Seniors Pin Down Last Home Match


Molly burton, Journalist

Seniors wrestle it out one last time at the last home match against Hughson on Thursday, January 8th. Even though it was a tough loss, the indians fought their hardest, to make the wrestlers senior night the best it could be. Seniors, Philip D’Angelo, Avery Thomason, Justin Swilley, Chris Speed, and Andrew Huynh have had many memories, and life lessons learned from the wrestling staff over their high school career.

    The wrestling program participates in many tournaments, resulting in memories that last a lifetime.

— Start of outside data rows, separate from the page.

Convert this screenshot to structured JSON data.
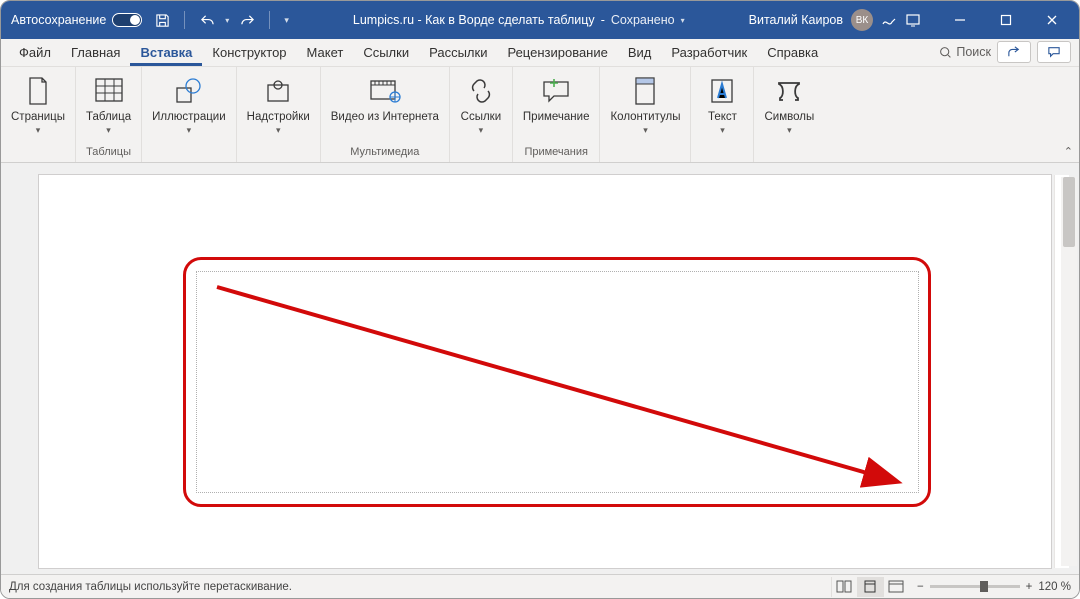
{
  "title": {
    "autosave": "Автосохранение",
    "doc": "Lumpics.ru - Как в Ворде сделать таблицу",
    "status": "Сохранено",
    "user": "Виталий Каиров",
    "avatar": "ВК"
  },
  "menu": {
    "items": [
      "Файл",
      "Главная",
      "Вставка",
      "Конструктор",
      "Макет",
      "Ссылки",
      "Рассылки",
      "Рецензирование",
      "Вид",
      "Разработчик",
      "Справка"
    ],
    "active": 2,
    "search": "Поиск"
  },
  "ribbon": {
    "pages": "Страницы",
    "table": "Таблица",
    "tables_group": "Таблицы",
    "illustrations": "Иллюстрации",
    "addins": "Надстройки",
    "video": "Видео из Интернета",
    "multimedia_group": "Мультимедиа",
    "links": "Ссылки",
    "comment": "Примечание",
    "comments_group": "Примечания",
    "headers": "Колонтитулы",
    "text": "Текст",
    "symbols": "Символы"
  },
  "status": {
    "msg": "Для создания таблицы используйте перетаскивание.",
    "zoom": "120 %"
  }
}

Senior Avery Thomason has made many memories over the years, and one has a special place in her heart.

    “My favorite memory is going to a tournament in Santa Maria with my team, getting second as a team, and then going to the beach after,” Thomason stated.

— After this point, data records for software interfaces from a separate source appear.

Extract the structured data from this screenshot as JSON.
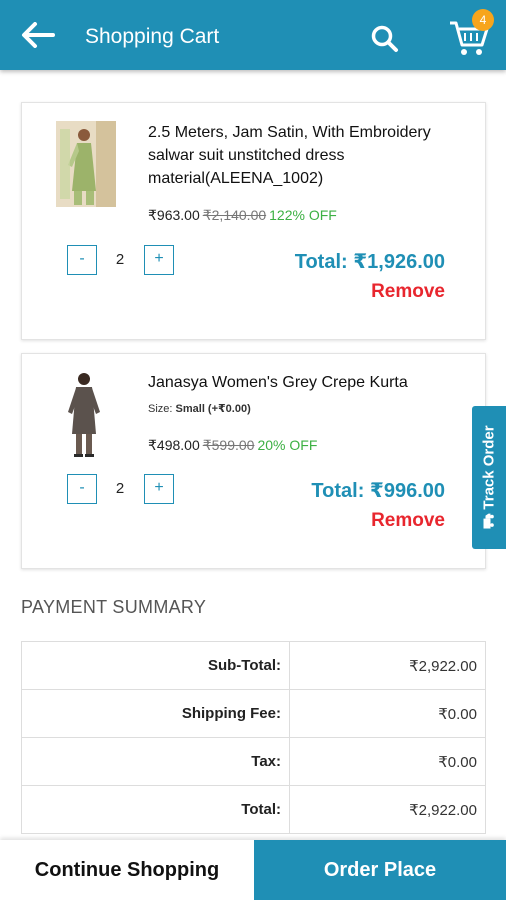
{
  "header": {
    "title": "Shopping Cart",
    "back_icon": "arrow-left-icon",
    "search_icon": "search-icon",
    "cart_icon": "cart-icon",
    "cart_count": "4"
  },
  "cart_items": [
    {
      "name": "2.5 Meters, Jam Satin, With Embroidery salwar suit unstitched dress material(ALEENA_1002)",
      "price": "₹963.00",
      "mrp": "₹2,140.00",
      "discount": "122% OFF",
      "qty_minus": "-",
      "qty": "2",
      "qty_plus": "+",
      "total": "Total: ₹1,926.00",
      "remove": "Remove"
    },
    {
      "name": "Janasya Women's Grey Crepe Kurta",
      "size_label": "Size:",
      "size_value": "Small (+₹0.00)",
      "price": "₹498.00",
      "mrp": "₹599.00",
      "discount": "20% OFF",
      "qty_minus": "-",
      "qty": "2",
      "qty_plus": "+",
      "total": "Total: ₹996.00",
      "remove": "Remove"
    }
  ],
  "payment_summary": {
    "title": "PAYMENT SUMMARY",
    "rows": [
      {
        "label": "Sub-Total:",
        "value": "₹2,922.00"
      },
      {
        "label": "Shipping Fee:",
        "value": "₹0.00"
      },
      {
        "label": "Tax:",
        "value": "₹0.00"
      },
      {
        "label": "Total:",
        "value": "₹2,922.00"
      }
    ]
  },
  "track_order": {
    "label": "Track Order",
    "icon": "truck-icon"
  },
  "footer": {
    "continue_label": "Continue Shopping",
    "order_label": "Order Place"
  },
  "colors": {
    "primary": "#1f8fb5",
    "badge": "#f7a51c",
    "remove": "#e8262e",
    "discount": "#3cb043"
  }
}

    Thomason also plans to walk on to the wrestling team at the college she attends. Seniors Philip D’Angelo and Justin Swilley don’t plan to wrestle in college, but they both loved wrestling. They will always love the sport but choose to focus on their future in education.

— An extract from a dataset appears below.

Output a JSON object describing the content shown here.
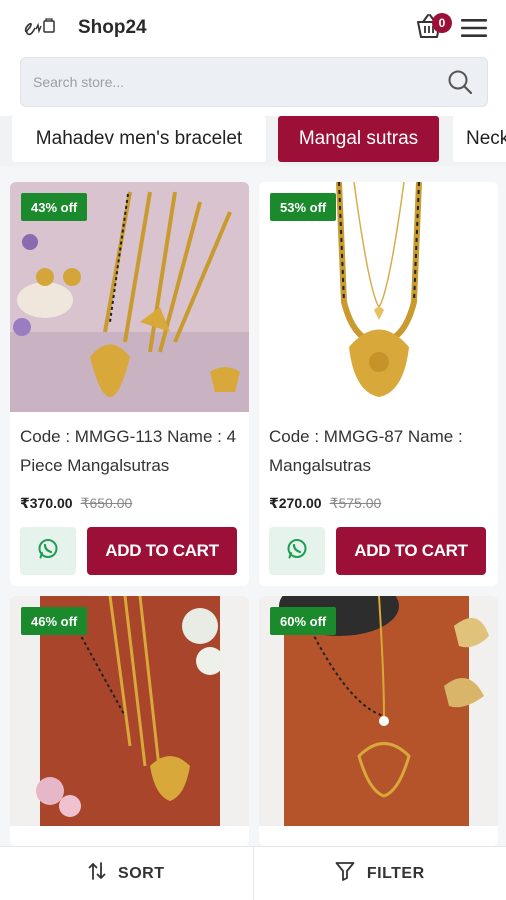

    “I plan to open a new chapter in my life and go to college to major in engineering, and be certified in welding practices to be able to work in the field of fabrication and construction,”  Swilley stated.

    Wrestling leaves an impact on people, not only the battlescars from the matches. It brings changes in athletes mindsets, and personalities. Changes that will have a long lasting effect on the student athletes.

    “Wrestling has built up my mental toughness. Once you wrestle it feels like there is nothing you can’t do. The amount of confidence it builds up is invaluable… but at the same time, it truly humbles you,”  D’Angelo stated.

    As we say goodbye to great wrestlers, athletes, and students, we know that they are leaving with memories that last a lifetime and experiences that will stick with them forever.


Wrestling has taught me how to have self-discipline, and how to be a strong leader,” ”

— Avery Thomosan